A new JACR study detailed nonphysician practitioners’ (NPPs) expansion across US radiology practices, mirroring a trend already seen in other parts of healthcare and raising questions about how much further radiology NPPs might expand.
The Study – The study reviewed 2017-2019 Medicare data for nurse practitioners and physician assistants (together “NPPs”) employed by US radiology practices, finding that:
- Radiology practices employing NPPs increased by 10.5% (228 to 252 practices), while the number of overall radiology practices declined by 36.5% (2,643 to 1,679)
- As a result, the share of radiology practices with NPPs on staff nearly doubled (8.6% to 15% of US practices)
- NPP-employing practices expanded their NPP workforce at a much faster rate (+17.5%, 588 to 691) than they added radiologists (+10.4%, 6,596 to 7,282)
- The growth of urban practices employing NPPs (10% to 17% share) significantly outpaced rural practices (5% to 7% share), despite a greater need for radiology coverage in rural areas
- Radiology practices were also more likely to employ NPPs if they were larger, staffed more interventional radiologists, or had a high number of early-career radiologists
The study was limited to radiology-only practices, which employ two-thirds of U.S. radiologists, but excludes many academic, hospital-employed, and multi-specialty groups. That said, it’s possible that radiology NPP growth would be even greater if these groups were included.
Although 85% practices didn’t employ NPPs and radiologists still outnumbered NPPs by a 32:1 ratio (as of 2019 anyway), this study reveals a clear trend towards more practices employing NPPs and rising overall radiology NPP headcounts.

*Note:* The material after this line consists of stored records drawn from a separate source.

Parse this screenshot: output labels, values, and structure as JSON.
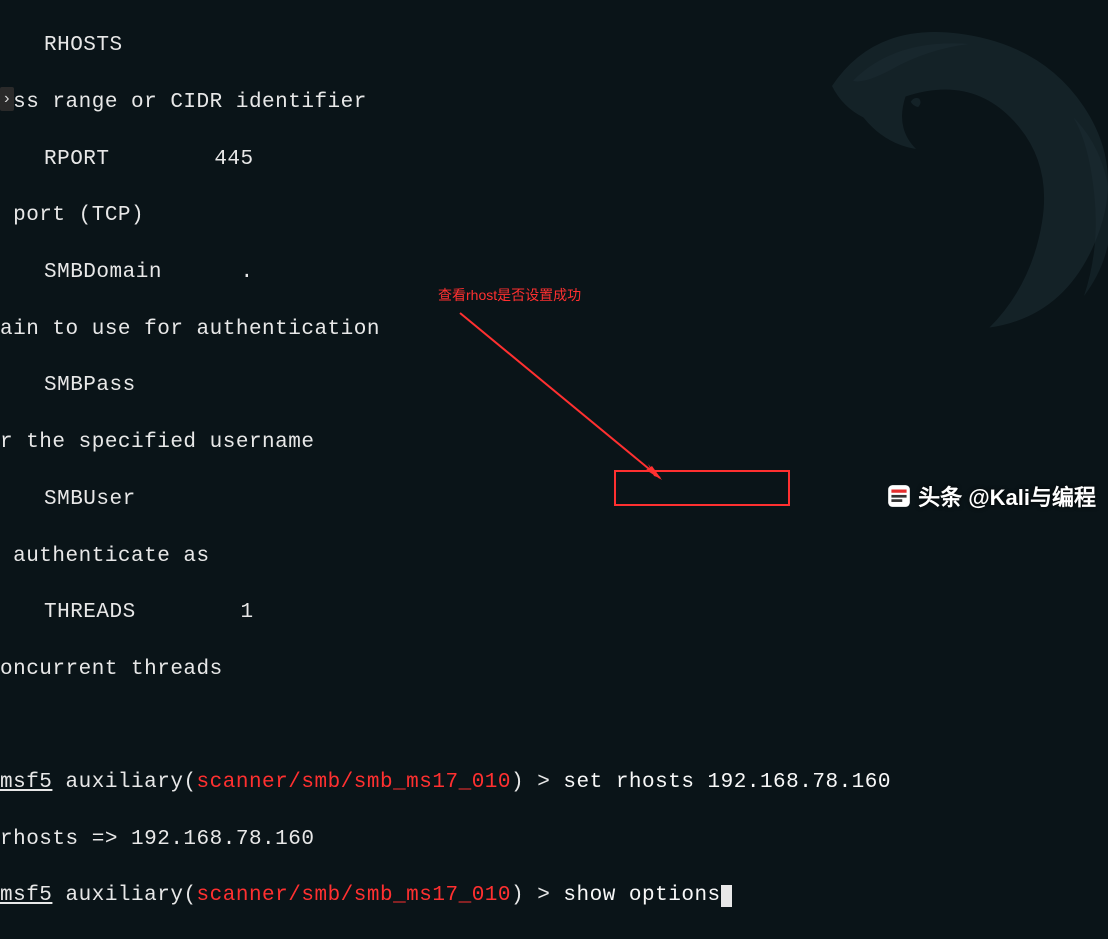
{
  "lines": {
    "l1": "RHOSTS",
    "l2": "ess range or CIDR identifier",
    "l3": "RPORT        445",
    "l4": " port (TCP)",
    "l5": "SMBDomain      .",
    "l6": "ain to use for authentication",
    "l7": "SMBPass",
    "l8": "r the specified username",
    "l9": "SMBUser",
    "l10": " authenticate as",
    "l11": "THREADS        1",
    "l12": "oncurrent threads"
  },
  "prompt1": {
    "prefix": "msf5",
    "aux": " auxiliary(",
    "module": "scanner/smb/smb_ms17_010",
    "suffix": ") > ",
    "cmd": "set rhosts 192.168.78.160"
  },
  "result": "rhosts => 192.168.78.160",
  "prompt2": {
    "prefix": "msf5",
    "aux": " auxiliary(",
    "module": "scanner/smb/smb_ms17_010",
    "suffix": ") > ",
    "cmd": "show options"
  },
  "annotation": "查看rhost是否设置成功",
  "watermark": "头条 @Kali与编程",
  "side_arrow": "›"
}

That’s probably not surprising given the historical growth of NPPs within other specialties, and radiology’s continued shift towards national and PE-owned practices, but it’s still interesting to see how it’s taking place.

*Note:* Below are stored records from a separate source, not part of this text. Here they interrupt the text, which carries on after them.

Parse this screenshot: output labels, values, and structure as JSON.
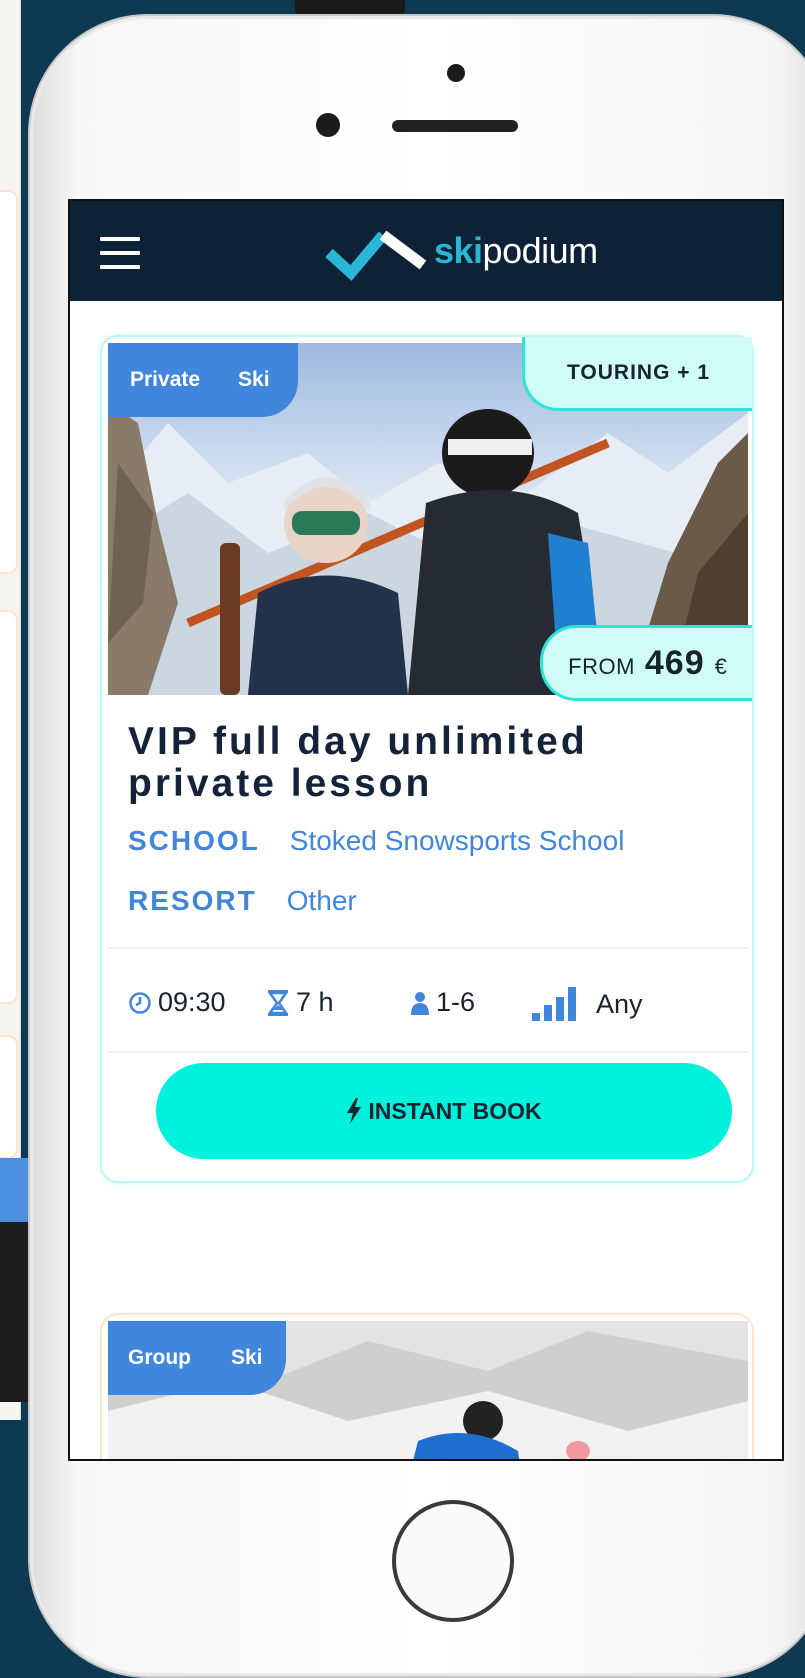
{
  "app": {
    "logo_prefix": "ski",
    "logo_suffix": "podium"
  },
  "colors": {
    "background": "#0d3a52",
    "topbar": "#0d2236",
    "accent_blue": "#3f86dc",
    "accent_cyan": "#00f2dc",
    "badge_bg": "#cffcf6",
    "title_text": "#14233a"
  },
  "icons": {
    "menu": "hamburger-icon",
    "clock": "clock-icon",
    "duration": "hourglass-icon",
    "group_size": "person-icon",
    "level": "signal-bars-icon",
    "bolt": "lightning-icon"
  },
  "cards": [
    {
      "tags": [
        "Private",
        "Ski"
      ],
      "activity_badge": "TOURING + 1",
      "price": {
        "from_label": "FROM",
        "amount": "469",
        "currency": "€"
      },
      "title": "VIP full day unlimited private lesson",
      "school_label": "SCHOOL",
      "school_value": "Stoked Snowsports School",
      "resort_label": "RESORT",
      "resort_value": "Other",
      "start_time": "09:30",
      "duration": "7 h",
      "group_size": "1-6",
      "level": "Any",
      "book_label": "INSTANT BOOK"
    },
    {
      "tags": [
        "Group",
        "Ski"
      ]
    }
  ]
}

It’s also interesting that this study wasn’t met with the level of radiologist uproar that we saw the last few times radiology NPPs made it into the industry news cycle. Even though NPPs’ expansion across radiology practices doesn’t mean that they will start encroaching into radiologists’ clinical territory (as some rads fear), it does suggest that we’ll see a lot more blended rad/NPP workforces going forward.